DIRECTIONS FOR THIS TASK: Your copy should repeat each record exactly and contain none of the pictures.

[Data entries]

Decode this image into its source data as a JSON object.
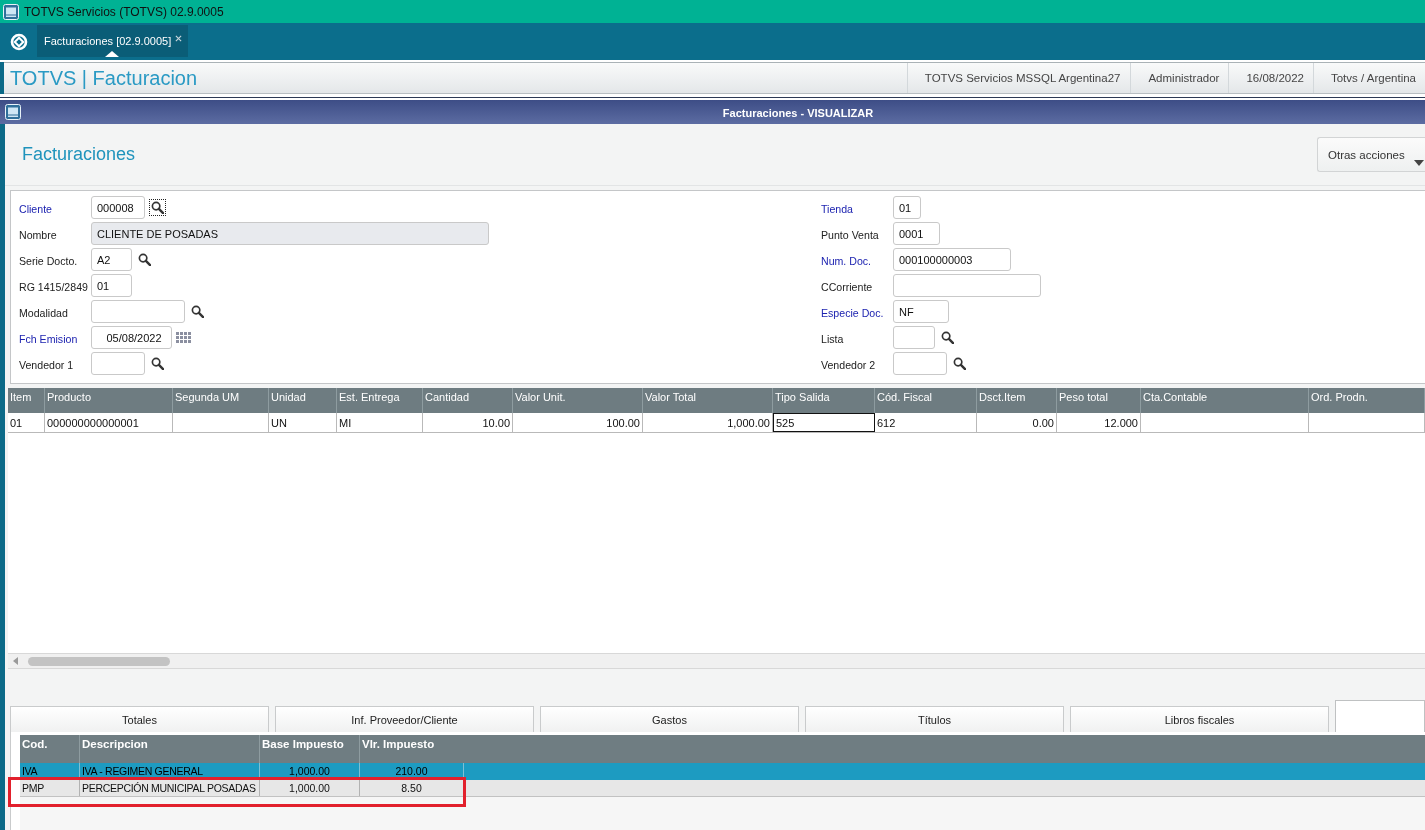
{
  "window": {
    "title": "TOTVS Servicios (TOTVS) 02.9.0005"
  },
  "app_tabs": [
    {
      "label": "Facturaciones [02.9.0005]",
      "selected": true
    }
  ],
  "header": {
    "title": "TOTVS | Facturacion",
    "info": [
      "TOTVS Servicios MSSQL Argentina27",
      "Administrador",
      "16/08/2022",
      "Totvs / Argentina"
    ]
  },
  "dialog": {
    "title": "Facturaciones - VISUALIZAR",
    "heading": "Facturaciones",
    "actions_button": "Otras acciones"
  },
  "form": {
    "left": [
      {
        "kind": "search",
        "label": "Cliente",
        "value": "000008",
        "required": true,
        "disabled": false,
        "lookup_focused": true
      },
      {
        "kind": "plain",
        "label": "Nombre",
        "value": "CLIENTE DE POSADAS",
        "required": false,
        "disabled": true
      },
      {
        "kind": "search",
        "label": "Serie Docto.",
        "value": "A2",
        "required": false,
        "disabled": false,
        "lookup_focused": false
      },
      {
        "kind": "plain",
        "label": "RG 1415/2849",
        "value": "01",
        "required": false,
        "disabled": false
      },
      {
        "kind": "search",
        "label": "Modalidad",
        "required": false,
        "disabled": false,
        "lookup_focused": false
      },
      {
        "kind": "date",
        "label": "Fch Emision",
        "value": "05/08/2022",
        "required": true,
        "disabled": false
      },
      {
        "kind": "search",
        "label": "Vendedor 1",
        "required": false,
        "disabled": false,
        "lookup_focused": false
      }
    ],
    "right": [
      {
        "kind": "plain",
        "label": "Tienda",
        "value": "01",
        "required": true,
        "disabled": false
      },
      {
        "kind": "plain",
        "label": "Punto Venta",
        "value": "0001",
        "required": false,
        "disabled": false
      },
      {
        "kind": "plain",
        "label": "Num. Doc.",
        "value": "000100000003",
        "required": true,
        "disabled": false
      },
      {
        "kind": "plain",
        "label": "CCorriente",
        "required": false,
        "disabled": false
      },
      {
        "kind": "plain",
        "label": "Especie Doc.",
        "value": "NF",
        "required": true,
        "disabled": false
      },
      {
        "kind": "search",
        "label": "Lista",
        "required": false,
        "disabled": false,
        "lookup_focused": false
      },
      {
        "kind": "search",
        "label": "Vendedor 2",
        "required": false,
        "disabled": false,
        "lookup_focused": false
      }
    ]
  },
  "items_table": {
    "columns": [
      {
        "label": "Item",
        "kind": "text"
      },
      {
        "label": "Producto",
        "kind": "text"
      },
      {
        "label": "Segunda UM",
        "kind": "text"
      },
      {
        "label": "Unidad",
        "kind": "text"
      },
      {
        "label": "Est. Entrega",
        "kind": "text"
      },
      {
        "label": "Cantidad",
        "kind": "number"
      },
      {
        "label": "Valor Unit.",
        "kind": "number"
      },
      {
        "label": "Valor Total",
        "kind": "number"
      },
      {
        "label": "Tipo Salida",
        "kind": "text"
      },
      {
        "label": "Cód. Fiscal",
        "kind": "text"
      },
      {
        "label": "Dsct.Item",
        "kind": "number"
      },
      {
        "label": "Peso total",
        "kind": "number"
      },
      {
        "label": "Cta.Contable",
        "kind": "text"
      },
      {
        "label": "Ord. Prodn.",
        "kind": "text"
      }
    ],
    "rows": [
      {
        "cells": [
          {
            "text": "01",
            "focused": false
          },
          {
            "text": "000000000000001",
            "focused": false
          },
          {
            "focused": false
          },
          {
            "text": "UN",
            "focused": false
          },
          {
            "text": "MI",
            "focused": false
          },
          {
            "text": "10.00",
            "focused": false
          },
          {
            "text": "100.00",
            "focused": false
          },
          {
            "text": "1,000.00",
            "focused": false
          },
          {
            "text": "525",
            "focused": true
          },
          {
            "text": "612",
            "focused": false
          },
          {
            "text": "0.00",
            "focused": false
          },
          {
            "text": "12.000",
            "focused": false
          },
          {
            "focused": false
          },
          {
            "focused": false
          }
        ]
      }
    ]
  },
  "bottom_tabs": [
    {
      "label": "Totales",
      "selected": false
    },
    {
      "label": "Inf. Proveedor/Cliente",
      "selected": false
    },
    {
      "label": "Gastos",
      "selected": false
    },
    {
      "label": "Títulos",
      "selected": false
    },
    {
      "label": "Libros fiscales",
      "selected": false
    },
    {
      "selected": true
    }
  ],
  "tax_table": {
    "columns": [
      {
        "label": "Cod.",
        "kind": "text"
      },
      {
        "label": "Descripcion",
        "kind": "text"
      },
      {
        "label": "Base Impuesto",
        "kind": "number"
      },
      {
        "label": "Vlr. Impuesto",
        "kind": "number"
      }
    ],
    "rows": [
      {
        "cells": [
          "IVA",
          "IVA - REGIMEN GENERAL",
          "1,000.00",
          "210.00"
        ],
        "selected": true,
        "highlighted": false
      },
      {
        "cells": [
          "PMP",
          "PERCEPCIÓN MUNICIPAL POSADAS",
          "1,000.00",
          "8.50"
        ],
        "selected": false,
        "highlighted": true
      }
    ]
  }
}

SOLUTION TO THIS TASK:
Decode this image into its source data as a JSON object.
{
  "window": {
    "title": "TOTVS Servicios (TOTVS) 02.9.0005"
  },
  "app_tabs": [
    {
      "label": "Facturaciones [02.9.0005]",
      "selected": true
    }
  ],
  "header": {
    "title": "TOTVS | Facturacion",
    "info": [
      "TOTVS Servicios MSSQL Argentina27",
      "Administrador",
      "16/08/2022",
      "Totvs / Argentina"
    ]
  },
  "dialog": {
    "title": "Facturaciones - VISUALIZAR",
    "heading": "Facturaciones",
    "actions_button": "Otras acciones"
  },
  "form": {
    "left": [
      {
        "kind": "search",
        "label": "Cliente",
        "value": "000008",
        "required": true,
        "disabled": false,
        "lookup_focused": true
      },
      {
        "kind": "plain",
        "label": "Nombre",
        "value": "CLIENTE DE POSADAS",
        "required": false,
        "disabled": true
      },
      {
        "kind": "search",
        "label": "Serie Docto.",
        "value": "A2",
        "required": false,
        "disabled": false,
        "lookup_focused": false
      },
      {
        "kind": "plain",
        "label": "RG 1415/2849",
        "value": "01",
        "required": false,
        "disabled": false
      },
      {
        "kind": "search",
        "label": "Modalidad",
        "required": false,
        "disabled": false,
        "lookup_focused": false
      },
      {
        "kind": "date",
        "label": "Fch Emision",
        "value": "05/08/2022",
        "required": true,
        "disabled": false
      },
      {
        "kind": "search",
        "label": "Vendedor 1",
        "required": false,
        "disabled": false,
        "lookup_focused": false
      }
    ],
    "right": [
      {
        "kind": "plain",
        "label": "Tienda",
        "value": "01",
        "required": true,
        "disabled": false
      },
      {
        "kind": "plain",
        "label": "Punto Venta",
        "value": "0001",
        "required": false,
        "disabled": false
      },
      {
        "kind": "plain",
        "label": "Num. Doc.",
        "value": "000100000003",
        "required": true,
        "disabled": false
      },
      {
        "kind": "plain",
        "label": "CCorriente",
        "required": false,
        "disabled": false
      },
      {
        "kind": "plain",
        "label": "Especie Doc.",
        "value": "NF",
        "required": true,
        "disabled": false
      },
      {
        "kind": "search",
        "label": "Lista",
        "required": false,
        "disabled": false,
        "lookup_focused": false
      },
      {
        "kind": "search",
        "label": "Vendedor 2",
        "required": false,
        "disabled": false,
        "lookup_focused": false
      }
    ]
  },
  "items_table": {
    "columns": [
      {
        "label": "Item",
        "kind": "text"
      },
      {
        "label": "Producto",
        "kind": "text"
      },
      {
        "label": "Segunda UM",
        "kind": "text"
      },
      {
        "label": "Unidad",
        "kind": "text"
      },
      {
        "label": "Est. Entrega",
        "kind": "text"
      },
      {
        "label": "Cantidad",
        "kind": "number"
      },
      {
        "label": "Valor Unit.",
        "kind": "number"
      },
      {
        "label": "Valor Total",
        "kind": "number"
      },
      {
        "label": "Tipo Salida",
        "kind": "text"
      },
      {
        "label": "Cód. Fiscal",
        "kind": "text"
      },
      {
        "label": "Dsct.Item",
        "kind": "number"
      },
      {
        "label": "Peso total",
        "kind": "number"
      },
      {
        "label": "Cta.Contable",
        "kind": "text"
      },
      {
        "label": "Ord. Prodn.",
        "kind": "text"
      }
    ],
    "rows": [
      {
        "cells": [
          {
            "text": "01",
            "focused": false
          },
          {
            "text": "000000000000001",
            "focused": false
          },
          {
            "focused": false
          },
          {
            "text": "UN",
            "focused": false
          },
          {
            "text": "MI",
            "focused": false
          },
          {
            "text": "10.00",
            "focused": false
          },
          {
            "text": "100.00",
            "focused": false
          },
          {
            "text": "1,000.00",
            "focused": false
          },
          {
            "text": "525",
            "focused": true
          },
          {
            "text": "612",
            "focused": false
          },
          {
            "text": "0.00",
            "focused": false
          },
          {
            "text": "12.000",
            "focused": false
          },
          {
            "focused": false
          },
          {
            "focused": false
          }
        ]
      }
    ]
  },
  "bottom_tabs": [
    {
      "label": "Totales",
      "selected": false
    },
    {
      "label": "Inf. Proveedor/Cliente",
      "selected": false
    },
    {
      "label": "Gastos",
      "selected": false
    },
    {
      "label": "Títulos",
      "selected": false
    },
    {
      "label": "Libros fiscales",
      "selected": false
    },
    {
      "selected": true
    }
  ],
  "tax_table": {
    "columns": [
      {
        "label": "Cod.",
        "kind": "text"
      },
      {
        "label": "Descripcion",
        "kind": "text"
      },
      {
        "label": "Base Impuesto",
        "kind": "number"
      },
      {
        "label": "Vlr. Impuesto",
        "kind": "number"
      }
    ],
    "rows": [
      {
        "cells": [
          "IVA",
          "IVA - REGIMEN GENERAL",
          "1,000.00",
          "210.00"
        ],
        "selected": true,
        "highlighted": false
      },
      {
        "cells": [
          "PMP",
          "PERCEPCIÓN MUNICIPAL POSADAS",
          "1,000.00",
          "8.50"
        ],
        "selected": false,
        "highlighted": true
      }
    ]
  }
}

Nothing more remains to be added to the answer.